| To do |
From the entries below, give the number of lines where the word "Pictures" occurs, and nothing else.

──────── Records provided ────────

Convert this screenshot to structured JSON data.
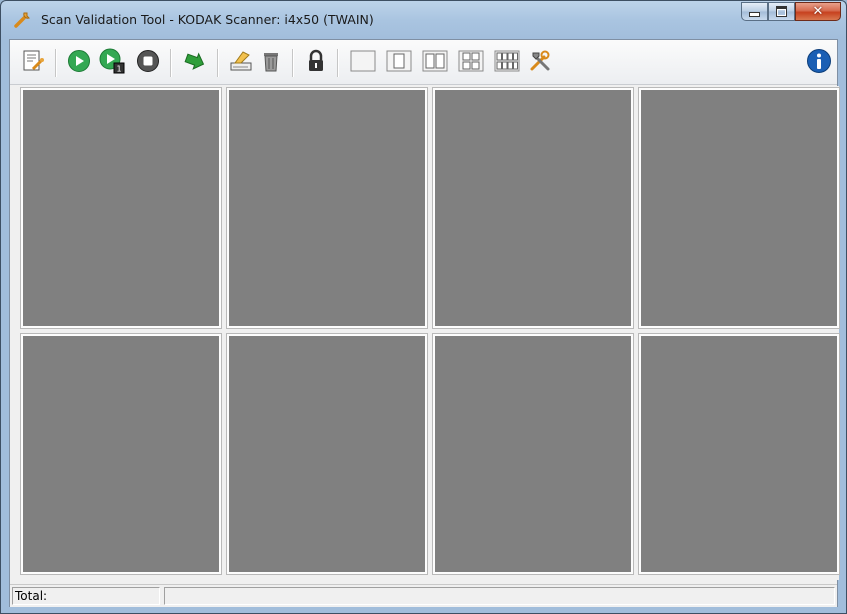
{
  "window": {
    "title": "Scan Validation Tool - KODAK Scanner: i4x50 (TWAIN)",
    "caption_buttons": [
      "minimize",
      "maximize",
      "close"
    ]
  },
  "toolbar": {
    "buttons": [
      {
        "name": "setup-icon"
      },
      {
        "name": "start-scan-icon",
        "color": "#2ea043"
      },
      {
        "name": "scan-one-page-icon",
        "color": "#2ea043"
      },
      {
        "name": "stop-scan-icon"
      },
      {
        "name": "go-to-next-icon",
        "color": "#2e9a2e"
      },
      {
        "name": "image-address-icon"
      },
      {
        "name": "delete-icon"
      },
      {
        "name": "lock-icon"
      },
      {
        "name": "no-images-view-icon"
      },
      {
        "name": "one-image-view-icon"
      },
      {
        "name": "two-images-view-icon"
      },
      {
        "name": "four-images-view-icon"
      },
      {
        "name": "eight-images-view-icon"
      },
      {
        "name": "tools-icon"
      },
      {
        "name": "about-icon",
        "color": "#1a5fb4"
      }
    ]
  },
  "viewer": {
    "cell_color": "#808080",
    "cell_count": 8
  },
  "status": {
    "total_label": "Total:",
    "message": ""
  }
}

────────
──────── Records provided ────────

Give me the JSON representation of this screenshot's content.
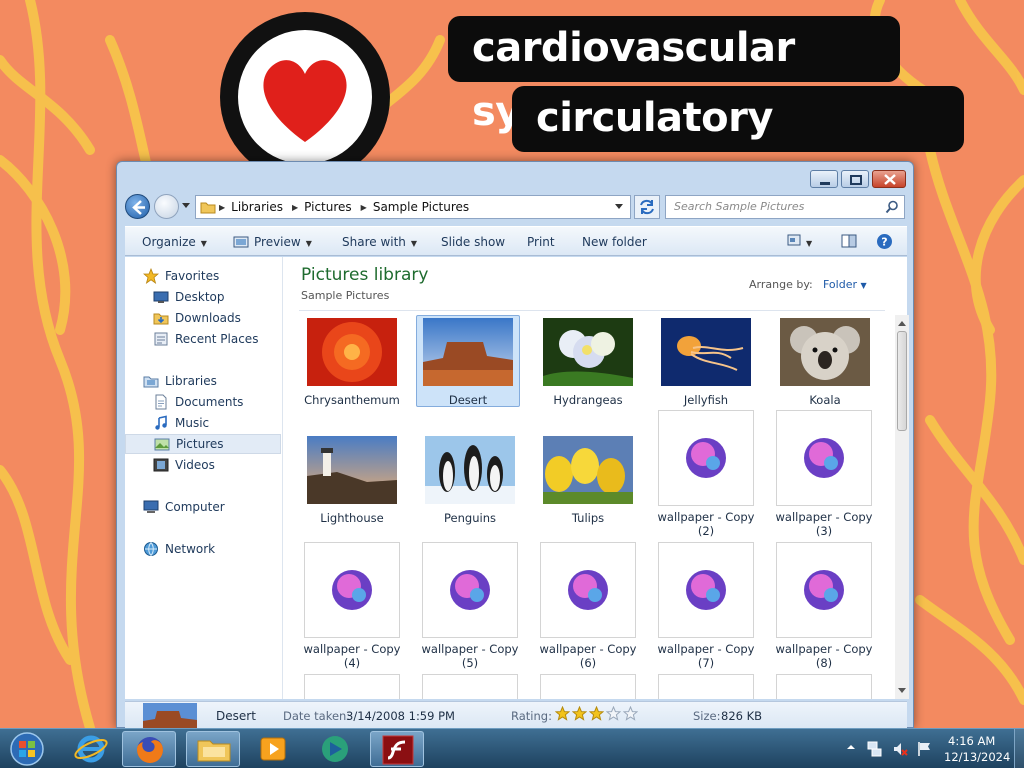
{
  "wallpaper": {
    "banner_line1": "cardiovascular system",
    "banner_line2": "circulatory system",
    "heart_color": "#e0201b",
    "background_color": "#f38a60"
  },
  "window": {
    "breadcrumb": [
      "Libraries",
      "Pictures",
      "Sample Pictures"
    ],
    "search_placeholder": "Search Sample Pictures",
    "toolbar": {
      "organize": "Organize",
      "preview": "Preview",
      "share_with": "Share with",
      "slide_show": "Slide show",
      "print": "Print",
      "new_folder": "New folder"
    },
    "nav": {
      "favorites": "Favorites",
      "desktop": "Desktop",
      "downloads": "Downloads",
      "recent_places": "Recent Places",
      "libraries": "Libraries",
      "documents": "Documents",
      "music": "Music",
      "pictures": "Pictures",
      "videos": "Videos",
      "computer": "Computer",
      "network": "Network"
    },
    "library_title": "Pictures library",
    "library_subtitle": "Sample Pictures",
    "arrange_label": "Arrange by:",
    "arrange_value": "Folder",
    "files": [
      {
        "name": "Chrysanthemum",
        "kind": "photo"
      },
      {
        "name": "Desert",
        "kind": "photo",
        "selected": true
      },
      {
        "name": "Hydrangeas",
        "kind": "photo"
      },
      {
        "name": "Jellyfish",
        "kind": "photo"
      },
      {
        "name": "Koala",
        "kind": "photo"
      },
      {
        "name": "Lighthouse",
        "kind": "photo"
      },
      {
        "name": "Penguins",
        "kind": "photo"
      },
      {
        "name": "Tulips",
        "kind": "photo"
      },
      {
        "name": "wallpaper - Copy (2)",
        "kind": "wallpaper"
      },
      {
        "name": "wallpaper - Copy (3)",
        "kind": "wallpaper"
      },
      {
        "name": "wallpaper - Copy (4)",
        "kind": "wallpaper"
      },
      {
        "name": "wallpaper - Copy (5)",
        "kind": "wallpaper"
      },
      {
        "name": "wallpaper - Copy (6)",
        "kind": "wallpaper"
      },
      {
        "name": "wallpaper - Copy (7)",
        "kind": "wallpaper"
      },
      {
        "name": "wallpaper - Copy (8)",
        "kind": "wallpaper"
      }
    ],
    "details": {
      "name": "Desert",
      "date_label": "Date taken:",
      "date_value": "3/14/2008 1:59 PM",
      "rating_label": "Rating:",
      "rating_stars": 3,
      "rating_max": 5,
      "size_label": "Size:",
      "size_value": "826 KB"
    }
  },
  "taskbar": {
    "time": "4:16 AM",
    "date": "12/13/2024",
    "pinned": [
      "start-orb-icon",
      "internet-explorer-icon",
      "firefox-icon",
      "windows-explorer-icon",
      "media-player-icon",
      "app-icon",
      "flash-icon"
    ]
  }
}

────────

| Solution to the problem |
6